Andrew C. Loheac

Graduate Student in Computational Physics and NSF Fellow
Department of Physics and Astronomy
University of North Carolina at Chapel Hill

Research in Computational Physics

I have been involved in several research projects spanning different disciplines in physics throughout my undergraduate and graduate career. The majority of my research interests lie in the application of computational techniques to the study of dynamical physical systems.

Graduate Research

I am a graduate student in the Department of Physics and Astronomy at the University of North Carolina at Chapel Hill. I am continuing to work with JoaquĆ­n Drut studying the thermodynamic properties of quantum systems using a variety of computational and numerical techniques.

We are currently:

High-Order Perturbation Theory and Complex Langevin Techniques

The sign problem is a signal-to-noise issue which plauges a vast number of interesting physical systems, and prevents Monte Carlo techniques from studying the properties of such systems. As such, we have developed a variety of analytic and numerical tools which avoid the sign problem in certain situations. Particularly, we developed a computational technique to analytically compute a high-order perturbative expansion on the lattice, and we also adapted complex Langevin methods to work in the context of computing particular observables for atomic systems.

Unpolarized and Polarized Interacting Fermi Gases

Much of my early work in the group focused on characterizing the thermodynamic properties of one-dimensional systems of unpolarized and polarized fermions at finite temperature. The unpolarized case, where the population of spin-up and spin-down fermions are equal, is free of a sign-problem and relatively straightforward to study once the relevant scales are well understood. The polarized case, where the system has a non-vanishing net spin magnetization, on the other hand introduces a sign problem which we have overcome by introducing an imaginary chemical potential, which is analytically continued to the real axis.

Systems at Zero Temperature

Our group has contributed numerous publications in obtaining an understanding of strongly-interacting fermionic systems at zero temperature, in the sense that we extract the ground- and excited-state energies of systems in the few- to many-body regime as a function of various thermodynamic parameters. In the past we have studied the properties of one-dimensional systems, but are now focusing our efforts on higher dimensions with a variety of boundary conditions.

You can find more about our group here, as well as a list of my own publications here.

Undergraduate Research

Investigation of Oxygen Interactions with the Au(001) Single Crystal Facet

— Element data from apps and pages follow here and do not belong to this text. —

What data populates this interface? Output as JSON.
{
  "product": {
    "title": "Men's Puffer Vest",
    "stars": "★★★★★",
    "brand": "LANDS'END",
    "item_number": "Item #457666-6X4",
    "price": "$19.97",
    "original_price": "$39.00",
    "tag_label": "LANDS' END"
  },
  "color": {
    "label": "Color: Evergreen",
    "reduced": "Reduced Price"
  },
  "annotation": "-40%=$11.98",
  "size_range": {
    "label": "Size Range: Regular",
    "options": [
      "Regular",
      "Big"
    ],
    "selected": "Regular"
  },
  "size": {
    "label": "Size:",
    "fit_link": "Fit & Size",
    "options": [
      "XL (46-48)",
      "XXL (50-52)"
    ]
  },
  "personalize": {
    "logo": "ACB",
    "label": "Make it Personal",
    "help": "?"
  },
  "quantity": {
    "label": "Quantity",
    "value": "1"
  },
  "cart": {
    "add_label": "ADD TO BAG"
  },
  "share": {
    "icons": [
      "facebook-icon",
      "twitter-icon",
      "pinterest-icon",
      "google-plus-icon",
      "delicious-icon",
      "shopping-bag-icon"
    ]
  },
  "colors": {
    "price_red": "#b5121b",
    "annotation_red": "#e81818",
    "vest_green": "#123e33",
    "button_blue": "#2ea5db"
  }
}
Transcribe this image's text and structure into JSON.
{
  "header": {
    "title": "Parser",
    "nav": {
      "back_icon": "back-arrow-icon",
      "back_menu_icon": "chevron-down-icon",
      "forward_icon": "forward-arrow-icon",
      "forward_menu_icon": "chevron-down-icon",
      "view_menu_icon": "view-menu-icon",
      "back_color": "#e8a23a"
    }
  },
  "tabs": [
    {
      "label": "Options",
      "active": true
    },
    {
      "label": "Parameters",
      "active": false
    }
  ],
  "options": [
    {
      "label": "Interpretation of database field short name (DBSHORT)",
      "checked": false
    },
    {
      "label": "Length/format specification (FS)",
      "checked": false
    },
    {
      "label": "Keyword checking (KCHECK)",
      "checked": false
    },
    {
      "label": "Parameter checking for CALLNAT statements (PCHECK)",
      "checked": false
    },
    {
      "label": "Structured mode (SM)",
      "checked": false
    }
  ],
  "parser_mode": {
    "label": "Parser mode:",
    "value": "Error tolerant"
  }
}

I spent just over a year working with Dr. Michael Pierce in the X-Ray and Surface Science Laboratory at the Rochester Institute of Technology studying the interactions of molecular oxygen and carbon monoxide with the top atomic monolayer of the Au(001) single crystal facet. At particular partial pressures and temperatures, oxygen exposure causes the surface layer to lift, or reconstruct, from a hexagonal phase to a (1x1) bulk truncated state in a reproducible and reversible fashion. We were able to map out a pressure-temperature phase diagram of the phase transition and measure associated activation energies using in-situ surface X-ray diffraction at the Advanced Photon Source at Argonne National Laboratory.

Thermodynamics of Strongly Coupled Matter

I spent the summer of 2013 at the University of North Carolina at Chapel Hill as part of the Computational Astronomy and Physics Research Experiences for Undergraduates (NSF REU) program. I worked with Dr. Joaquin Drut (whom I am working with now as a graduate student) using quantum Monte Carlo techniques to calculate the equation of state of strongly coupled fermions using a high-order virial expansion.

Molecular Dynamics Simulations of Geometrically Cohesive Granular Materials with CUDA

My first experience at combining my strengths in algorithm design and physics arose during a research project with Dr. Scott Franklin at the Complex Systems and Granular Materials Laboratory at RIT. Beginning in my freshman year and continuing into the following summer, I developed a two-dimensional simulation in MATLAB to study the rheology of geometrically cohesive granular materials using a spherocylinder based geometry. We "glued" spherocylinders together to study the dynamics of U-shaped particles, or staples, and flocking of active triangular particles. In order to study larger systems quickly, I spent a summer porting the simulation to a CUDA C++ implementation, a platform for running massively parallel scientific computations on Graphics Processing Units (GPUs). This improved simulation allowed us to study bulk properties of these materials by compressing and shearing large systems of spherostaples to see how they react to external agents.


I am currently supported by a Graduate Research Fellowship from the National Science Foundation, which offers a stipend and full tuition coverage for three years.